Task description> Pull every line that includes the word "icon" from the data.

- Opening Delimiter -

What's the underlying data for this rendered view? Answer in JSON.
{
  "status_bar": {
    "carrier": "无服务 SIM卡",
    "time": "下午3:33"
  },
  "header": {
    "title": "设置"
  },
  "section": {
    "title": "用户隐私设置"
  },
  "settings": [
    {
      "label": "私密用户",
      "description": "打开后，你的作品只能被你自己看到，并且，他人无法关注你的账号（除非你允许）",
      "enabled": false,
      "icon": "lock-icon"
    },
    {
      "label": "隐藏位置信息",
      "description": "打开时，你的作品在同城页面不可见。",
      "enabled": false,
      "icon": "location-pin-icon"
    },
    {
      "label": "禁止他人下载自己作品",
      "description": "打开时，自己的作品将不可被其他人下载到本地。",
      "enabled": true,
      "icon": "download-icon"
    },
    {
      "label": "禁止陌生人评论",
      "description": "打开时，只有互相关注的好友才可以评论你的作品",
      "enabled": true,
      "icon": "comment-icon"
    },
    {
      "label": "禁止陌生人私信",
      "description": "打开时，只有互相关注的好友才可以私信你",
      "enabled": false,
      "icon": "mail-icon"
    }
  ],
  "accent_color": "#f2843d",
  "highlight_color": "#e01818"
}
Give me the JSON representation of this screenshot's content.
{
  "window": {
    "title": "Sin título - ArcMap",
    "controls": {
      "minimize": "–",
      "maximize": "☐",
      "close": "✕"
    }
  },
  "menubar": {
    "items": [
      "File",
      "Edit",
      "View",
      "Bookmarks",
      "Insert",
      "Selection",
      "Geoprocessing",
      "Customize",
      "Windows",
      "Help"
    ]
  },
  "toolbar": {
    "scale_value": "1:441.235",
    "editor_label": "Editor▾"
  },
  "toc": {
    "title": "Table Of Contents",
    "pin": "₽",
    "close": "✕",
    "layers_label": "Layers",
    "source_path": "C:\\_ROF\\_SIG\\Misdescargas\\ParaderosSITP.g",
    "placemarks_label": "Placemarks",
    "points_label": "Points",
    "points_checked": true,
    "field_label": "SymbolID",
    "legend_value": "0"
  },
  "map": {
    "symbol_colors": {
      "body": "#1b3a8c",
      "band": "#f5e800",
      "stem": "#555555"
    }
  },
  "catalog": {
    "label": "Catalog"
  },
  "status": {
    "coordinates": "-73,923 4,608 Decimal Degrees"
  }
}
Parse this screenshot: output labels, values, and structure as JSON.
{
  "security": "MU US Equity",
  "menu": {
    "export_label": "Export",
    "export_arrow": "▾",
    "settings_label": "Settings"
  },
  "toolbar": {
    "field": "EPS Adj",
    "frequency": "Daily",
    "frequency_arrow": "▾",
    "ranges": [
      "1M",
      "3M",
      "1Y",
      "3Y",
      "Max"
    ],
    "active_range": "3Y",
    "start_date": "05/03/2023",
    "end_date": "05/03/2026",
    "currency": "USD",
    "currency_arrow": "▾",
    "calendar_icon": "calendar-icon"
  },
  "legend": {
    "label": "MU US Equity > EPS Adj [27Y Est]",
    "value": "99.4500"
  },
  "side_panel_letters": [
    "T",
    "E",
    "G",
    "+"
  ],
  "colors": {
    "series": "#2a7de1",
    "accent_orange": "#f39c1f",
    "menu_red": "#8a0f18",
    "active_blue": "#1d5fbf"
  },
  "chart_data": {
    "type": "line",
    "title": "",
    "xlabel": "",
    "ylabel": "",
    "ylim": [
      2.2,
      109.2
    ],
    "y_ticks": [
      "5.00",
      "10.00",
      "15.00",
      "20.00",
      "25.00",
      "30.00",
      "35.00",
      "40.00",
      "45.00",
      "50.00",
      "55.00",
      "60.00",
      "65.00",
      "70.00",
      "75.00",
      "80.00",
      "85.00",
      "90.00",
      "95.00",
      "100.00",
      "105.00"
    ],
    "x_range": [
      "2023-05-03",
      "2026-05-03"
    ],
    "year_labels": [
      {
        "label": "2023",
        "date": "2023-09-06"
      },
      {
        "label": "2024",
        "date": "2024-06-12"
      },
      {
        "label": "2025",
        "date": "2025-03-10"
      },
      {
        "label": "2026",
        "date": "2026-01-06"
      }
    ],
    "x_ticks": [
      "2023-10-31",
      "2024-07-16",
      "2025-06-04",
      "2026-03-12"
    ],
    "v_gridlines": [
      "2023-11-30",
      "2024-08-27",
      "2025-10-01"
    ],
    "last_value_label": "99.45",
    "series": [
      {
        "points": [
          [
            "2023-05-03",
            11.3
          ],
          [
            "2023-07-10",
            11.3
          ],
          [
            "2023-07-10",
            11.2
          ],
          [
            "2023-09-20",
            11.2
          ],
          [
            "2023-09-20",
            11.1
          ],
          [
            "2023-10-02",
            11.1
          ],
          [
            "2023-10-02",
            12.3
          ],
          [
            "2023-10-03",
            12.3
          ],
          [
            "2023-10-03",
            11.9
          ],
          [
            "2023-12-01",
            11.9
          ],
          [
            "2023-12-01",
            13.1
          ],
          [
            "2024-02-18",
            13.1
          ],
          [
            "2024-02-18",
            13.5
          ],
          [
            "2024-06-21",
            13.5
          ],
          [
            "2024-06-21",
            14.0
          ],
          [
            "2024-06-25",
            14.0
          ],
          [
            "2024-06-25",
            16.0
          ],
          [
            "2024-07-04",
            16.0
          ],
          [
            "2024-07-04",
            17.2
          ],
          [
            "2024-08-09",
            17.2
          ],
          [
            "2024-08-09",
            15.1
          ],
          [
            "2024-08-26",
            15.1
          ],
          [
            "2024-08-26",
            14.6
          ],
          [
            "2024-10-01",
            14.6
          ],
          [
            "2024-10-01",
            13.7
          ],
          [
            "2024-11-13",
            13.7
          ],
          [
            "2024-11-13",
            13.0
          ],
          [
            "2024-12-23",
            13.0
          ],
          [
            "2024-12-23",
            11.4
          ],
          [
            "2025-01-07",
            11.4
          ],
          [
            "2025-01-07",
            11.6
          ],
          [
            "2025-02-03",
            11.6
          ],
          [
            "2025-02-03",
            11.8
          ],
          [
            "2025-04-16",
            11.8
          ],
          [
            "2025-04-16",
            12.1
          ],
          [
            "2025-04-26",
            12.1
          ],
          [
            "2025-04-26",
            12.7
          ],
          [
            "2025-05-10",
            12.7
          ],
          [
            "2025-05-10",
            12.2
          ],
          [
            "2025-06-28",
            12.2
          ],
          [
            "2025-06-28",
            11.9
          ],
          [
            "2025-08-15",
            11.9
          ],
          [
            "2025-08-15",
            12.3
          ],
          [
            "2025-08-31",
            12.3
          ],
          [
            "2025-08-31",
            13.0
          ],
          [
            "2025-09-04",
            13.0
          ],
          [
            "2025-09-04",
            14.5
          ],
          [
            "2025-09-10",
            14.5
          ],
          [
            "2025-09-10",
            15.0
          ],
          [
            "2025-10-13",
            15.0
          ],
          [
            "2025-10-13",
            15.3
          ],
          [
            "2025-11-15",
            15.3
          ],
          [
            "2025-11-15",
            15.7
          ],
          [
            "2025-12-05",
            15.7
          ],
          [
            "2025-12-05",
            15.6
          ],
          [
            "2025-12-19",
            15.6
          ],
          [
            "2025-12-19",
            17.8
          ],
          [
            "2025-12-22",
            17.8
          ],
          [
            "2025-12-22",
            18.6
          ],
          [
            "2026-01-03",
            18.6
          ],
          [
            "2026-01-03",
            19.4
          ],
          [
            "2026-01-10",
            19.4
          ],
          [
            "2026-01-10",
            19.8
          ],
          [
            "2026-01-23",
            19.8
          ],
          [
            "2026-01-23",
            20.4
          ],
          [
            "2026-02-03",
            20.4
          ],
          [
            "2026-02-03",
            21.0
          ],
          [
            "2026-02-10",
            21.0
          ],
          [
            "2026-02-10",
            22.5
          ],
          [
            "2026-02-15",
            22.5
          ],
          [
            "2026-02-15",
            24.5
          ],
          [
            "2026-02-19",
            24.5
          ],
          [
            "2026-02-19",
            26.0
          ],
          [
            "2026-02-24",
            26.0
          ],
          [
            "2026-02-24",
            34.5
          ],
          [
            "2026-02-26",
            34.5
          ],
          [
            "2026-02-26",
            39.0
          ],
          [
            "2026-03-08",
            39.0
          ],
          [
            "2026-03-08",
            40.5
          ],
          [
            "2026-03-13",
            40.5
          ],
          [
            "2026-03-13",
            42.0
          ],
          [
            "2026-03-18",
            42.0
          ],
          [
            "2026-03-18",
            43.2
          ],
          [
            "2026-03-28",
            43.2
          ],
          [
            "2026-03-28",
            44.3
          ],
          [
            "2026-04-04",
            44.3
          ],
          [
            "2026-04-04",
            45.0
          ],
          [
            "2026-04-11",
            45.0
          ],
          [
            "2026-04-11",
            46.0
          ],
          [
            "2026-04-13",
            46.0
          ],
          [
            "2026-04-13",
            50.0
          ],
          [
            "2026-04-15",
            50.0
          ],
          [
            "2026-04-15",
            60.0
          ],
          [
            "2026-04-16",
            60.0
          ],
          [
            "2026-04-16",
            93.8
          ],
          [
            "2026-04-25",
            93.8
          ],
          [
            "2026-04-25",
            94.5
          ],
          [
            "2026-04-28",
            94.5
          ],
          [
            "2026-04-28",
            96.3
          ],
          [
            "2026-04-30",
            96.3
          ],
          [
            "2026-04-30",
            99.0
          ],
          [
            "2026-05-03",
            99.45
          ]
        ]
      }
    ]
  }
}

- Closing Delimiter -

Solution>
      "icon": "lock-icon"
      "icon": "location-pin-icon"
      "icon": "download-icon"
      "icon": "comment-icon"
      "icon": "mail-icon"
    "calendar_icon": "calendar-icon"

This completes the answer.